▸ **REQUIRED WORK**
Go through the following listing and count each line that contains the string "true"; the answer is that number alone.

▸ **RECORDS FOR THIS EXERCISE**
+ + +
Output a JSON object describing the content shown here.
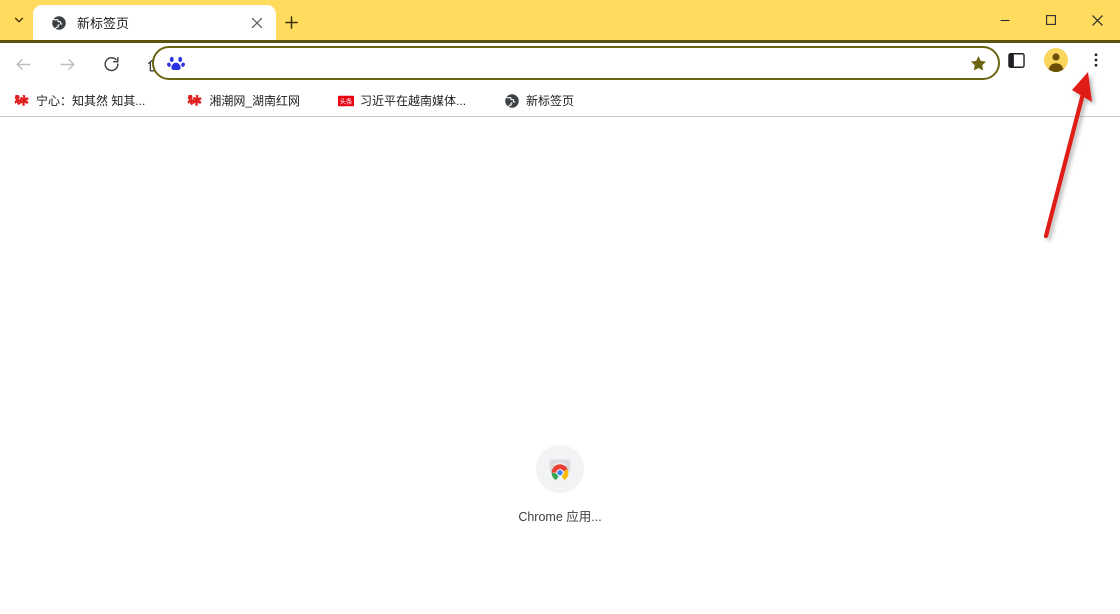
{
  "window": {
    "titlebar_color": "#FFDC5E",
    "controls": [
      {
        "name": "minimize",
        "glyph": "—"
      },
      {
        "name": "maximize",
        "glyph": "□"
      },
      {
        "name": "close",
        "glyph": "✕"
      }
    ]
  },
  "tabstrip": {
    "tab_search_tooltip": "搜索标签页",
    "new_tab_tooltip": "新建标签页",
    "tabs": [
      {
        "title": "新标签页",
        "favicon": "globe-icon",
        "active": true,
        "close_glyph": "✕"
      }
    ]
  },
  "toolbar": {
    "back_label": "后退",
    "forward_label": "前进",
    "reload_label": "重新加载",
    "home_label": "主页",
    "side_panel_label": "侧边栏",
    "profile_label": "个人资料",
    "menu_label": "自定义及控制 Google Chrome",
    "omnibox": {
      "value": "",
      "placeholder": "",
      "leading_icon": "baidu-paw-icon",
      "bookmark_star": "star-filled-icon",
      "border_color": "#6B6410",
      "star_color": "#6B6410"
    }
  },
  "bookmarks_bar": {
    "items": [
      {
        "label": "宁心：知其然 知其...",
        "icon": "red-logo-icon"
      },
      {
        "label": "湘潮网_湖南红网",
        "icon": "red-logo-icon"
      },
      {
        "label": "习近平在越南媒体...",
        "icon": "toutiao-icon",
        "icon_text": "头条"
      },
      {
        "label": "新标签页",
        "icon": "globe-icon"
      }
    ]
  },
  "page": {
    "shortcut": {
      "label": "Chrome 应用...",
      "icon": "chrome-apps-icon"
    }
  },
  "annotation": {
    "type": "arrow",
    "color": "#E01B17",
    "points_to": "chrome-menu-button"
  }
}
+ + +
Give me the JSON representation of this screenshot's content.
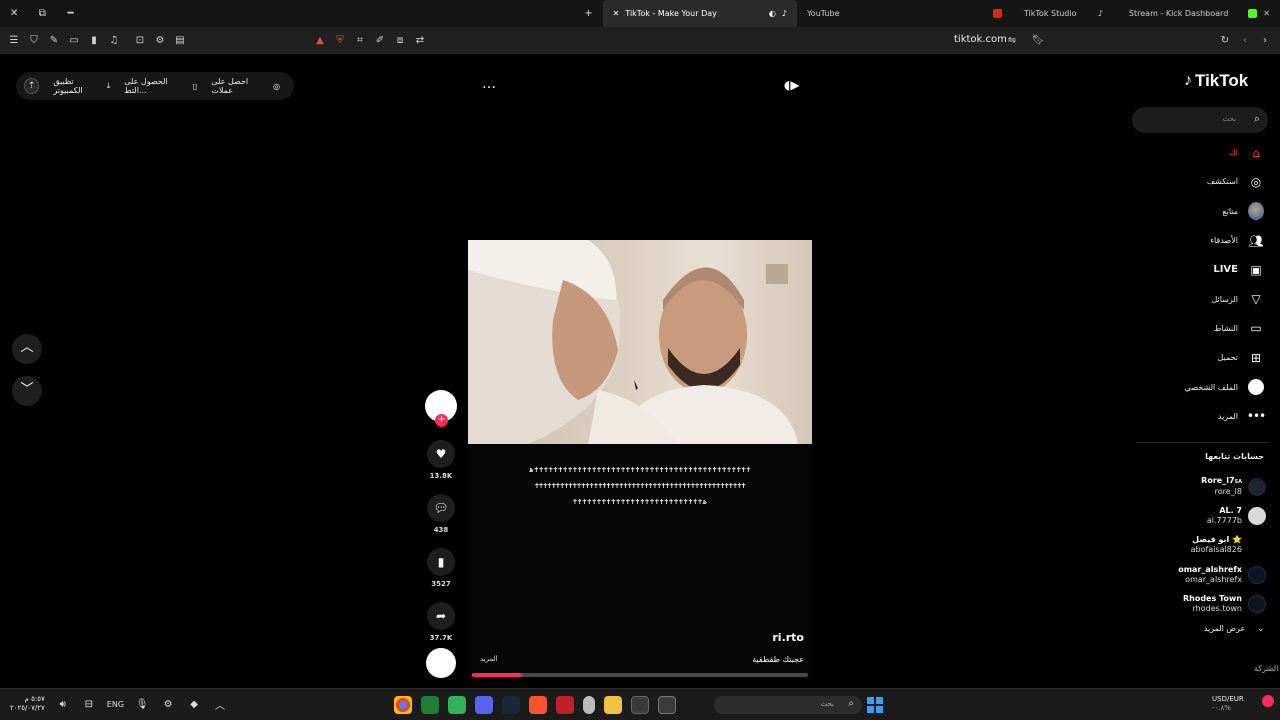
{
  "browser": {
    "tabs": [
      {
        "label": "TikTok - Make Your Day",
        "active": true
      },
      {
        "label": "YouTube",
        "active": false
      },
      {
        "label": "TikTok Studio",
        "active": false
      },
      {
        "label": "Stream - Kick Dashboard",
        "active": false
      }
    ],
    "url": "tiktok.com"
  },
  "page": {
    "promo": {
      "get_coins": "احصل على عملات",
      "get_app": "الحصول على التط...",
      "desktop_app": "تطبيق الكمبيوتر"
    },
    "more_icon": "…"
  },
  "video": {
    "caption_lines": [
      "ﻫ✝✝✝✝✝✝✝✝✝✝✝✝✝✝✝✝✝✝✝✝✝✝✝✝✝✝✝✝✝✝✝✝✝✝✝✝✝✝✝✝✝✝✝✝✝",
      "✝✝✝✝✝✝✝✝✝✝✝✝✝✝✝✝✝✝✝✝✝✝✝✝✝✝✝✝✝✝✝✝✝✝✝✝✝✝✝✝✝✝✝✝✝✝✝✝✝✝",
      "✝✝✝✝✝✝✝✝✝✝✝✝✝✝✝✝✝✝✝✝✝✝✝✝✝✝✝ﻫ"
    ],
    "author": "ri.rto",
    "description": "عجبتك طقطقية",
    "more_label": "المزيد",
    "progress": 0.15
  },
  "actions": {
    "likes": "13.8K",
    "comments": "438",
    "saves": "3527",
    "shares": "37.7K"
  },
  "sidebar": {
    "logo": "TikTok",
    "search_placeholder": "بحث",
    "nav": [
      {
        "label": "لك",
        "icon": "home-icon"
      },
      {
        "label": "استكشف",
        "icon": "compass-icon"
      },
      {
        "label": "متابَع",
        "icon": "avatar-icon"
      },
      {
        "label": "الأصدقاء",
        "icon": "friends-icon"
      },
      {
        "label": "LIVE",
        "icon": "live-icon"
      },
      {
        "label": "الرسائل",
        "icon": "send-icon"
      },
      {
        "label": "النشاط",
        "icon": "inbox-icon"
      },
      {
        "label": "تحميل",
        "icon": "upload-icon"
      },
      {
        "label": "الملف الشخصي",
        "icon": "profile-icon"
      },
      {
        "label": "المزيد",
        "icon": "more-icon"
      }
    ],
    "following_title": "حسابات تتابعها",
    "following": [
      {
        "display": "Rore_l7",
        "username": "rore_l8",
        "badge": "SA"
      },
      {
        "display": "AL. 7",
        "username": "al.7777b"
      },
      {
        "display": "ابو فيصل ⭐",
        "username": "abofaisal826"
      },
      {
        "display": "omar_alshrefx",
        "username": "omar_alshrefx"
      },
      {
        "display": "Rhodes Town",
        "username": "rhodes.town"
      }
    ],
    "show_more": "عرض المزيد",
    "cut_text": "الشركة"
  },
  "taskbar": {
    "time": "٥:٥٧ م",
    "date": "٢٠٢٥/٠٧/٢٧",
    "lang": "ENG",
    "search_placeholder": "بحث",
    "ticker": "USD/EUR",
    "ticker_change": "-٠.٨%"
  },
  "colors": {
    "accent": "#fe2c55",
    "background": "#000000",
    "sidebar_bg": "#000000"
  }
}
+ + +
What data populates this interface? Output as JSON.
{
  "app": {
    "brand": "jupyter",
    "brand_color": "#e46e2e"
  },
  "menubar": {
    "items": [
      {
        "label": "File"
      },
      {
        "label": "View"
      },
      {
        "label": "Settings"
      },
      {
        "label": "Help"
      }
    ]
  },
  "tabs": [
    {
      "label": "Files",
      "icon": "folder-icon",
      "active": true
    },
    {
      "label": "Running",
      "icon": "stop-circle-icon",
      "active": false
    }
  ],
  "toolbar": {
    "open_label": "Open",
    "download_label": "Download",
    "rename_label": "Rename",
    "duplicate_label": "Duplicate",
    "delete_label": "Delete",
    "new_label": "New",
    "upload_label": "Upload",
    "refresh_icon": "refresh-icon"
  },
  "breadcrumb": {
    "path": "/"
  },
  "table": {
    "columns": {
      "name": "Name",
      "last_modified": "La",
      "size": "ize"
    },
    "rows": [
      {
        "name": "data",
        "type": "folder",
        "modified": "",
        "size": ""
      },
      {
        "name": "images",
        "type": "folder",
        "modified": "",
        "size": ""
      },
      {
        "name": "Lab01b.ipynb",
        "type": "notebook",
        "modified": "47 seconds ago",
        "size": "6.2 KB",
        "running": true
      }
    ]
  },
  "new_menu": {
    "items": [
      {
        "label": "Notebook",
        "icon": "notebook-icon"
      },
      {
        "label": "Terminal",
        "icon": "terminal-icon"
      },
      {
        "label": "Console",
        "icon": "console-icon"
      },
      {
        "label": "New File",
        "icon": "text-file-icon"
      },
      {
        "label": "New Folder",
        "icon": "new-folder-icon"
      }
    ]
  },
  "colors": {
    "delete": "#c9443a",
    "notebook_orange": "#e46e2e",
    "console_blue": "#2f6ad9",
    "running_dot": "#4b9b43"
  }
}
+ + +
▸ **TASK SOLUTION**
4